One approach to tractably finding a solution to an NP-complete optimisation problem is heuristic, where the solution is inexact but quickly found; another approach is to reduce the problem in such a way that the reduction has the same solution as the original but is simpler, and then to solve the reduction, noting that this reduction is still NP-complete. It is possible to combine the two approaches with the goal of taking advantage of both the speed of the heuristic approach and the exactness of the reduction, but this is typically done only in a simple way. The aim of this paper is to begin exploring the range of ways in which these two classes of approach can be combined, using vertex cover as a problem instance. We take as our reduction method the one used under parameterized complexity, where the problem is reduced through the application of kernelisation rules. For our heuristic we use Ant Colony Optimisation (ACO), where a set of 'ants' chooses a solution via distributed interaction; the search space 'terrain' that these ants traverse can be either flat or, as in a recent proposal, preconfigured by templates. In this paper, we investigate kernelisation rules as a notion of template that is richer than has previously been pro- posed, show that under three different models of combination the approach outperforms standard ACO for vertex cover, and analyse the solutions generated by the combination models with respect to each other.

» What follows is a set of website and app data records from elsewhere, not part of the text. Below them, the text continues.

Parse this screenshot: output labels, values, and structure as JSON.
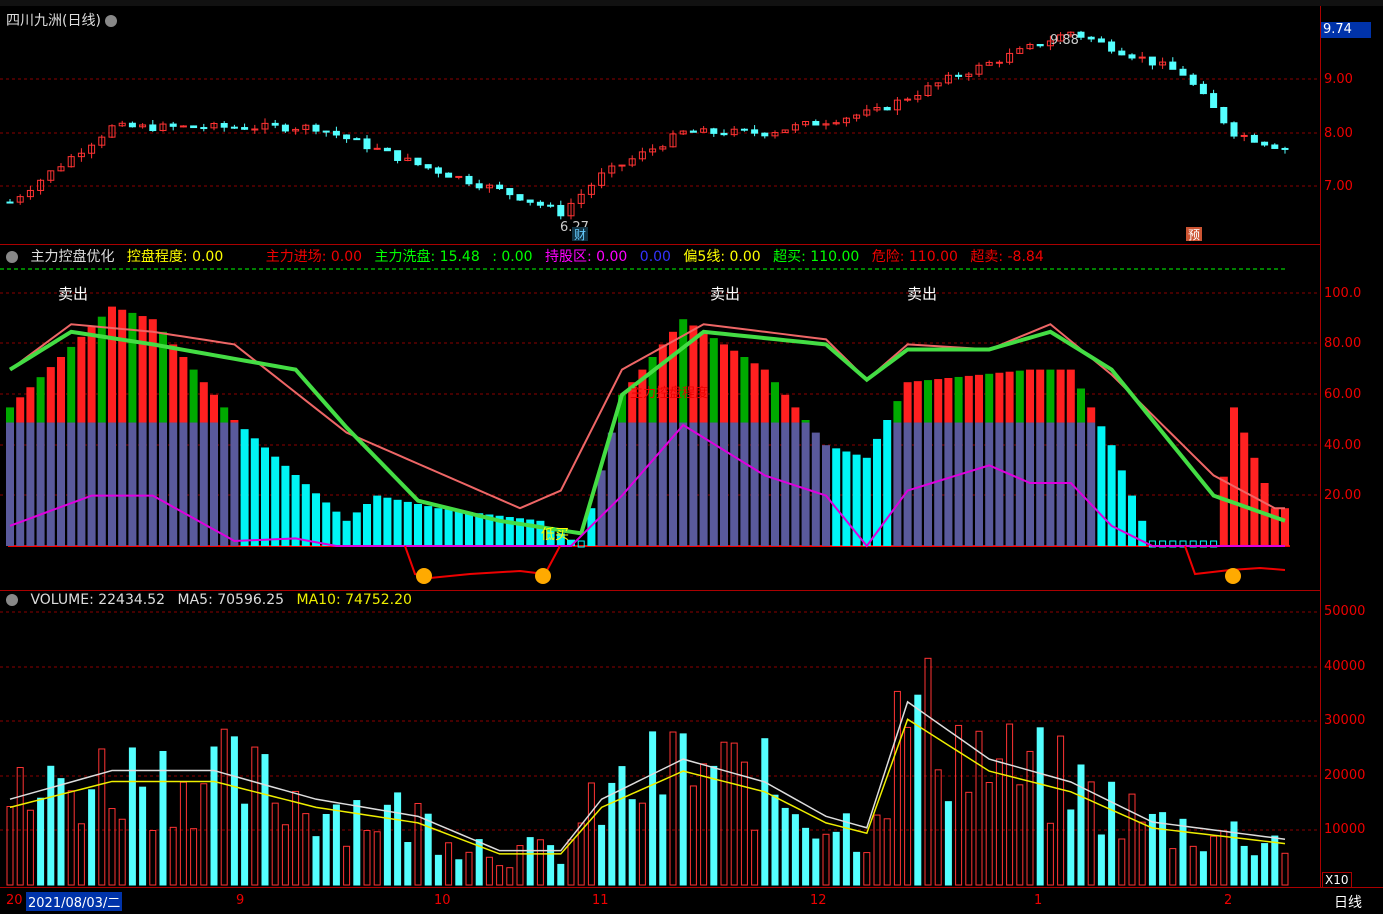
{
  "top": {
    "stock_title": "四川九洲(日线)",
    "hi_label": "9.88",
    "lo_label": "6.27",
    "tag_cai": "财",
    "tag_yu": "预",
    "price_badge": "9.74"
  },
  "yaxis_top": [
    "9.00",
    "8.00",
    "7.00"
  ],
  "ind": {
    "name": "主力控盘优化",
    "l1": "控盘程度: 0.00",
    "l2": "主力进场: 0.00",
    "l3": "主力洗盘: 15.48",
    "l4": ": 0.00",
    "l5": "持股区: 0.00",
    "l6": "0.00",
    "l7": "偏5线: 0.00",
    "l8": "超买: 110.00",
    "l9": "危险: 110.00",
    "l10": "超卖: -8.84",
    "sell1": "卖出",
    "sell2": "卖出",
    "sell3": "卖出",
    "buy": "低买",
    "mid_text": "主力控盘程度"
  },
  "yaxis_ind": [
    "100.0",
    "80.00",
    "60.00",
    "40.00",
    "20.00"
  ],
  "vol": {
    "l1": "VOLUME: 22434.52",
    "l2": "MA5: 70596.25",
    "l3": "MA10: 74752.20"
  },
  "yaxis_vol": [
    "50000",
    "40000",
    "30000",
    "20000",
    "10000"
  ],
  "x10": "X10",
  "bottom": {
    "date_label": "2021/08/03/二",
    "yr": "20",
    "m9": "9",
    "m10": "10",
    "m11": "11",
    "m12": "12",
    "m1": "1",
    "m2": "2",
    "period": "日线"
  },
  "colors": {
    "up": "#ff3333",
    "down": "#54ffff",
    "bg": "#000000",
    "grid": "#8b0000"
  }
}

Cite as: Gilmour, S. and Dras, M. (2005). A Two-Pronged Attack on the Dragon of Intractability. In Proc. Twenty-Eighth Australasian Computer Science Conference (ACSC2005), Newcastle, Australia. CRPIT, 38. Estivill-Castro, V., Ed. ACS. 183-192.
(from crpit.com)
(local if available)